You can increase your chances of getting the equipment, software, supplies, staff or other resources you need if you focus on their benefit to your company, rather than just yourself or your department. Determining how the needed resources will help cut costs or increase profits will help you make a strong argument whenever you request more help.
Find Your Lead
The lead sentence is the opening that tells the reader why the letter is important. Decide on the main statement you want to make to justify your request for additional resources and use that to start your letter. This could be a broad assertion, such as saying that the resources you’re requesting will help increase sales or cut costs. You then provide support for your claim in the body of the letter.
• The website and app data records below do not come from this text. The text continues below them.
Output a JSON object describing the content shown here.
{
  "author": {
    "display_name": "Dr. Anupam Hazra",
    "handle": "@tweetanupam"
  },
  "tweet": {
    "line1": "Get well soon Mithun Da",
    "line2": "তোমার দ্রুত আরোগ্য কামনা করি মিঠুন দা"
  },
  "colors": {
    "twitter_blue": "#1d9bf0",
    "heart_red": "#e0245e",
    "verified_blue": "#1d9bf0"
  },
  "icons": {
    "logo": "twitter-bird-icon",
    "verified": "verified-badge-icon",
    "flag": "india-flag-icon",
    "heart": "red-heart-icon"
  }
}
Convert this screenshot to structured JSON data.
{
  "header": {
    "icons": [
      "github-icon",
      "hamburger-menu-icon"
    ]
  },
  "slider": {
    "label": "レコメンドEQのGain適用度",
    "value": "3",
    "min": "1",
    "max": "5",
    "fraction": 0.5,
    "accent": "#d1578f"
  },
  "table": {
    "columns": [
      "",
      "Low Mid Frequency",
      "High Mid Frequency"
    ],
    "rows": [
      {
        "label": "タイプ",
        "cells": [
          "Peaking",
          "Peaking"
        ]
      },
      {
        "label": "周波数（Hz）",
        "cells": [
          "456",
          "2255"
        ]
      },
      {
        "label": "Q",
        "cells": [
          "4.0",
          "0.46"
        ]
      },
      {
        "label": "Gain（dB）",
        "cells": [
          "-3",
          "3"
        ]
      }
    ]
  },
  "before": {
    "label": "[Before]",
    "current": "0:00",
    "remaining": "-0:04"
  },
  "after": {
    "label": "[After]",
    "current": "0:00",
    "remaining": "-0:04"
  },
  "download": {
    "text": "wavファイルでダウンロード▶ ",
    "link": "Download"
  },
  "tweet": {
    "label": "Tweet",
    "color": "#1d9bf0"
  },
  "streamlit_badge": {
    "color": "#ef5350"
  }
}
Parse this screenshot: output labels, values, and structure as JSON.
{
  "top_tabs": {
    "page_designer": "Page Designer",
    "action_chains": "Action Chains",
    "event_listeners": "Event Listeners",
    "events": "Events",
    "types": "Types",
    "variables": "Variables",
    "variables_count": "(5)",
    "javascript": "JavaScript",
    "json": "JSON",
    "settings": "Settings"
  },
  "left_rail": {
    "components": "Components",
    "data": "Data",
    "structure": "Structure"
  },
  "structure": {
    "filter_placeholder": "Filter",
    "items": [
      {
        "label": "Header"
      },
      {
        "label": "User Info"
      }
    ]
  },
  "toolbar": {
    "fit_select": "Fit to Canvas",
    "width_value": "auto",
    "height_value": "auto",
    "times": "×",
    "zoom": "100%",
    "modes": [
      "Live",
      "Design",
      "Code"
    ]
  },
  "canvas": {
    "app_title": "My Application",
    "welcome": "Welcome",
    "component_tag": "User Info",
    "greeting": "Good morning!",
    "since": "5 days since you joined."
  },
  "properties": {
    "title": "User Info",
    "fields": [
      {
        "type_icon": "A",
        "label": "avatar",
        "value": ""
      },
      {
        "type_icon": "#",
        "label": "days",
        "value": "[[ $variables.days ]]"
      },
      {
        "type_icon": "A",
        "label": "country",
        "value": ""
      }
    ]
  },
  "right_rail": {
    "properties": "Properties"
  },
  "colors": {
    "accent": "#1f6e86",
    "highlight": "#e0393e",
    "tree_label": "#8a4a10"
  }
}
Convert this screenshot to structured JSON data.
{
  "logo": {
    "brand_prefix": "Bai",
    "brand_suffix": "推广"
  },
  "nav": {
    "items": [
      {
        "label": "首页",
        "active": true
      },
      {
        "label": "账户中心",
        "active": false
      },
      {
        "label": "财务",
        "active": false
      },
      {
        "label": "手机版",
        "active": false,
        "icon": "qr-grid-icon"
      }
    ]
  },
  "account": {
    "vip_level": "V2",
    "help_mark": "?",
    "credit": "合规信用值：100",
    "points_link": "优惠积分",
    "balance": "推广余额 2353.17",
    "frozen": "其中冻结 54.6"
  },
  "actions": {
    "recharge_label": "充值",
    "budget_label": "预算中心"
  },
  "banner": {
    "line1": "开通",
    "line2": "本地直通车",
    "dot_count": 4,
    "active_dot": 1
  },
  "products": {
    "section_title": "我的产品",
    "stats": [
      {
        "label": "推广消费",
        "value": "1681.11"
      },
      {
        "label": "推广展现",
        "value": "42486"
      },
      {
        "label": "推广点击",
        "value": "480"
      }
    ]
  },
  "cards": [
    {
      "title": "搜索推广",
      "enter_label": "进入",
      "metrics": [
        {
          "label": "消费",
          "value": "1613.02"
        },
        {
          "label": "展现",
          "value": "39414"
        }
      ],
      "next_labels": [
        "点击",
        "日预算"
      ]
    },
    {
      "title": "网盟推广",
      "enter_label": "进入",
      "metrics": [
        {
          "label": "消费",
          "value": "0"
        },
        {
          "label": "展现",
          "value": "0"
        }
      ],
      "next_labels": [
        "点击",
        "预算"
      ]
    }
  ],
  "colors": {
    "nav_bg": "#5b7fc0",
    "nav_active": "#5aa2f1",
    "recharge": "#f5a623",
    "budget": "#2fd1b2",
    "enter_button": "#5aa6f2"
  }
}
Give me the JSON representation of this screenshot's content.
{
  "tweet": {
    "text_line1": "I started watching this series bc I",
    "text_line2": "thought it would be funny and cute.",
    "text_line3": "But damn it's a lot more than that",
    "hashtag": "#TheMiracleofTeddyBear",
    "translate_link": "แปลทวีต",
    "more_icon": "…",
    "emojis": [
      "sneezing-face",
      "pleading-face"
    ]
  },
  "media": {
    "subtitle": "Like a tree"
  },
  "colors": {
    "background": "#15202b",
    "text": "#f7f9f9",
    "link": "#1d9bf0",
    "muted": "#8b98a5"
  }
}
For example, if you are requesting new software for an accounting department, you might start your letter with, “I’d like to request two ABC software licenses for the accounting department, which will help the company reduce the number of lost orders and increase the company’s revenues.” You would then explain that the software will allow you to process and approve new customers accounts quicker, result in faster shipments of orders, and help collect receivables sooner.
Write a list of the people who will benefit from your request other than those who will be directly using the resources. For example, if you are requesting resources that will help you conduct faster credit checks on potential customers, this will help your sales department avoid losing customers who continue shopping for another vendor while awaiting approval. Contact the sales department and ask them for permission to use their endorsement of your request. Look for problems your new resources will solve and find people who are affected by those problems.
Run The Numbers
Write a list of the ways your request will save the company money or increase sales. Even if you are requesting resources for something that has an apparently intangible benefit, you might still be able to find financial benefits. For example, if you want resources to start an employee wellness program, meet with your HR department to determine the cost to the company of absenteeism, health insurance claims, employee turnover, workers’ compensation claims and other productivity losses that a wellness program might reduce or mitigate.
List The Qualitative Benefits
Some benefits your requested resources will provide might not be easily quantifiable, but your superiors will still be able to see how they would positively affect the company. Such benefits might include improved employee morale, decreased turnover, increased customer satisfaction, decreased customer returns, and improved productivity and efficiency.
Show The Cost/Benefit Ratio
If possible, finish your letter by showing the cost/benefit ratio of your request. List all of the costs associated with your request, then list the quantitative and qualitative benefits that granting you the requested resources will provide. Write your letter using the “Tell them what you’re going to tell them. Tell them. Tell them what you told them,” format, starting with a strong lead, supporting it in the body of the letter, and finishing with a recap.
Sam Ashe-Edmunds has been writing and lecturing for decades. He has worked in the corporate and nonprofit arenas as a C-Suite executive, serving on several nonprofit boards. He is an internationally traveled sport science writer and lecturer. He has been published in print publications such as Entrepreneur, Tennis, SI for Kids, Chicago Tribune, Sacramento Bee, and on websites such Smart-Healthy-Living.net, SmartyCents and Youthletic. Edmunds has a bachelor's degree in journalism.